I re-read Siddhartha after more than 15 years. While High School Me appreciated it to some extent, I think I got much more out of it as an adult. By now, I've had the chance to make some life choices the way Siddhartha did, and I've been able to see some of their results. During high school, I was still at the stage he was right before he joined the aesthetics. Now, I'm probably somewhere closer to his time as a wealthy merchant. I really enjoyed watching Siddhartha's choices, understanding his arrogance, and being at some points just a little closer than him to knowing what makes life worth living.

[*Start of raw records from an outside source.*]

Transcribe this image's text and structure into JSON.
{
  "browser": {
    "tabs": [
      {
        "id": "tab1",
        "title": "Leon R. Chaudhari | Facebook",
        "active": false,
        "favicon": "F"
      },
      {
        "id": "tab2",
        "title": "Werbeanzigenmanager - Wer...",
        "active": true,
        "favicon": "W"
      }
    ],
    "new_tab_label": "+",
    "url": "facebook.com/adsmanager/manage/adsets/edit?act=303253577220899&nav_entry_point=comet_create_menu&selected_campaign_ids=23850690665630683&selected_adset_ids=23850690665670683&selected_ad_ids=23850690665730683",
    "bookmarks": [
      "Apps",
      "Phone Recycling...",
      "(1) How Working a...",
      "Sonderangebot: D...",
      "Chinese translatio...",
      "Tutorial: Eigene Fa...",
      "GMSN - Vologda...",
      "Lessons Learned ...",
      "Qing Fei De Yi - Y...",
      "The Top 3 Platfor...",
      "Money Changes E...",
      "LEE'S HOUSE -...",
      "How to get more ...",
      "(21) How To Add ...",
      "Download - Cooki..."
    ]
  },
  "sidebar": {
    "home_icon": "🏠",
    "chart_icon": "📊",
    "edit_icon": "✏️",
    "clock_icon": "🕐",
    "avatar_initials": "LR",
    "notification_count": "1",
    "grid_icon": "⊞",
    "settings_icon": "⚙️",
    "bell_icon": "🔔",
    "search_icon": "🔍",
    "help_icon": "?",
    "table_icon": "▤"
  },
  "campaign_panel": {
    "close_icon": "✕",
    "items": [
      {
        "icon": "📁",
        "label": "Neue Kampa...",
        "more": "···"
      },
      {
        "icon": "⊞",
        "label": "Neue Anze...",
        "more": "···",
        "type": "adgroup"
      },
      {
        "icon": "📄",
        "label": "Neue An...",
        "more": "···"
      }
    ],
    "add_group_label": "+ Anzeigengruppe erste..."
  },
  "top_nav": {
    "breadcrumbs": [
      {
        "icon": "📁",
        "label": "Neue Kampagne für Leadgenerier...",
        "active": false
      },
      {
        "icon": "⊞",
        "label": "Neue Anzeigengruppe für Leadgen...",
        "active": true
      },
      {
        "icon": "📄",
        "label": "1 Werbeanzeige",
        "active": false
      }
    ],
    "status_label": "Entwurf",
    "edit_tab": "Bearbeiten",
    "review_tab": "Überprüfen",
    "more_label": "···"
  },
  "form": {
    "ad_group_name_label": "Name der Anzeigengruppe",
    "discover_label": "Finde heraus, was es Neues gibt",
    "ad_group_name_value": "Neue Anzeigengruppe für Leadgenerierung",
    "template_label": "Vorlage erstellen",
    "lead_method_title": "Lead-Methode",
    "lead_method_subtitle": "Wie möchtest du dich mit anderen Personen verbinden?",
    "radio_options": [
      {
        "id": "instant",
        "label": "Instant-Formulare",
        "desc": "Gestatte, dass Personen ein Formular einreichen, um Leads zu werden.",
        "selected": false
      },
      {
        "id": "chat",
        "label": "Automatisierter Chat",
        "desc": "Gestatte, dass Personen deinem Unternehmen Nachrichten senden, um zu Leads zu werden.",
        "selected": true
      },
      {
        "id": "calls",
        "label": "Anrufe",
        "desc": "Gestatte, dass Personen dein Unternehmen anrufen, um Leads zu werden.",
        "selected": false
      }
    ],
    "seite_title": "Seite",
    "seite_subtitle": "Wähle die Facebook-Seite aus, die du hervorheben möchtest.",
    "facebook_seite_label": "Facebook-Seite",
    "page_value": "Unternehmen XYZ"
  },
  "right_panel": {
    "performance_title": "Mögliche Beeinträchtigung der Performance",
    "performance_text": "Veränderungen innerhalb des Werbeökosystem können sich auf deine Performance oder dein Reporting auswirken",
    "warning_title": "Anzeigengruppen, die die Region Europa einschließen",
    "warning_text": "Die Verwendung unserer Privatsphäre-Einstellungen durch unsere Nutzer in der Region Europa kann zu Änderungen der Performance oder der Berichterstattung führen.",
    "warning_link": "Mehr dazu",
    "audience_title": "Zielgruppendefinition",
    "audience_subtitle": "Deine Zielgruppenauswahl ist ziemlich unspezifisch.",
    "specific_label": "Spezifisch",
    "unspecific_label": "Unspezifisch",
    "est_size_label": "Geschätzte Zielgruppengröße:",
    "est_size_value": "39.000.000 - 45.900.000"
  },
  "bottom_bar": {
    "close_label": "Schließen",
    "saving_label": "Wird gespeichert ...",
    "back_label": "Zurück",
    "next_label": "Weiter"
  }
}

I pulled this off my shelf somewhat randomly, knowing I had a couple long plane trips coming up and looking for something smallish to carry around with me. How different travel can be when your head is still floating around Siddhartha's world! I think I smiled like a fool at everyone I saw.
Hesse's writing here is quiet and gorgeous. He's not following any of the rules we know about how to write engaging fiction. It begins with a montage of Siddhartha's happy childhood, being loved by everyone--not exactly the action hook we expect these days. And it proceeds in a soft, explanatory voice, interrupting a narrative that spans years with a few specific anecdotes here and there. When we think back on our own lives, doesn't it replay in much the same way?
By the end, I found myself reading more closely, wanting to really understand what Siddhartha is saying and doing, even as he was explaining the inherent shortcomings of communicating and teaching. You have to discover it for yourself through your own experience, not seek it from others. Not even from Siddhartha himself.
Read my reviews on